Assignment
Your answer must be the full listing below, repeated exactly, with no pictures in it.
****************
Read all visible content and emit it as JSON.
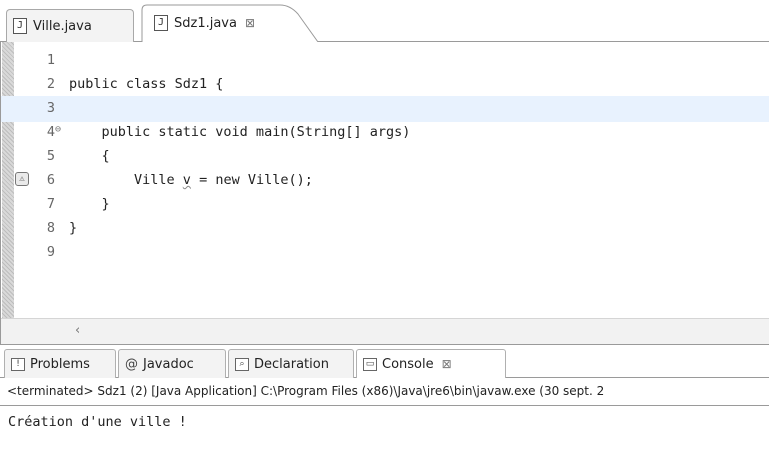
{
  "editor": {
    "tabs": [
      {
        "label": "Ville.java",
        "icon": "java-file-icon",
        "active": false
      },
      {
        "label": "Sdz1.java",
        "icon": "java-file-icon",
        "active": true,
        "close": "⊠"
      }
    ],
    "lines": [
      {
        "num": "1",
        "code": ""
      },
      {
        "num": "2",
        "code": "public class Sdz1 {"
      },
      {
        "num": "3",
        "code": ""
      },
      {
        "num": "4",
        "code": "    public static void main(String[] args)",
        "fold": "⊖"
      },
      {
        "num": "5",
        "code": "    {"
      },
      {
        "num": "6",
        "code_before": "        Ville ",
        "code_warn": "v",
        "code_after": " = new Ville();",
        "marker": "warning-icon"
      },
      {
        "num": "7",
        "code": "    }"
      },
      {
        "num": "8",
        "code": "}"
      },
      {
        "num": "9",
        "code": ""
      }
    ],
    "scroll_left": "‹"
  },
  "panel": {
    "tabs": [
      {
        "label": "Problems",
        "icon": "problems-icon"
      },
      {
        "label": "Javadoc",
        "icon": "at-icon",
        "glyph": "@"
      },
      {
        "label": "Declaration",
        "icon": "declaration-icon"
      },
      {
        "label": "Console",
        "icon": "console-icon",
        "active": true,
        "close": "⊠"
      }
    ],
    "status": "<terminated> Sdz1 (2) [Java Application] C:\\Program Files (x86)\\Java\\jre6\\bin\\javaw.exe (30 sept. 2",
    "output": "Création d'une ville !"
  }
}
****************
Written response
Read all visible content and emit it as JSON.
{
  "editor": {
    "tabs": [
      {
        "label": "Ville.java",
        "icon": "java-file-icon",
        "active": false
      },
      {
        "label": "Sdz1.java",
        "icon": "java-file-icon",
        "active": true,
        "close": "⊠"
      }
    ],
    "lines": [
      {
        "num": "1",
        "code": ""
      },
      {
        "num": "2",
        "code": "public class Sdz1 {"
      },
      {
        "num": "3",
        "code": ""
      },
      {
        "num": "4",
        "code": "    public static void main(String[] args)",
        "fold": "⊖"
      },
      {
        "num": "5",
        "code": "    {"
      },
      {
        "num": "6",
        "code_before": "        Ville ",
        "code_warn": "v",
        "code_after": " = new Ville();",
        "marker": "warning-icon"
      },
      {
        "num": "7",
        "code": "    }"
      },
      {
        "num": "8",
        "code": "}"
      },
      {
        "num": "9",
        "code": ""
      }
    ],
    "scroll_left": "‹"
  },
  "panel": {
    "tabs": [
      {
        "label": "Problems",
        "icon": "problems-icon"
      },
      {
        "label": "Javadoc",
        "icon": "at-icon",
        "glyph": "@"
      },
      {
        "label": "Declaration",
        "icon": "declaration-icon"
      },
      {
        "label": "Console",
        "icon": "console-icon",
        "active": true,
        "close": "⊠"
      }
    ],
    "status": "<terminated> Sdz1 (2) [Java Application] C:\\Program Files (x86)\\Java\\jre6\\bin\\javaw.exe (30 sept. 2",
    "output": "Création d'une ville !"
  }
}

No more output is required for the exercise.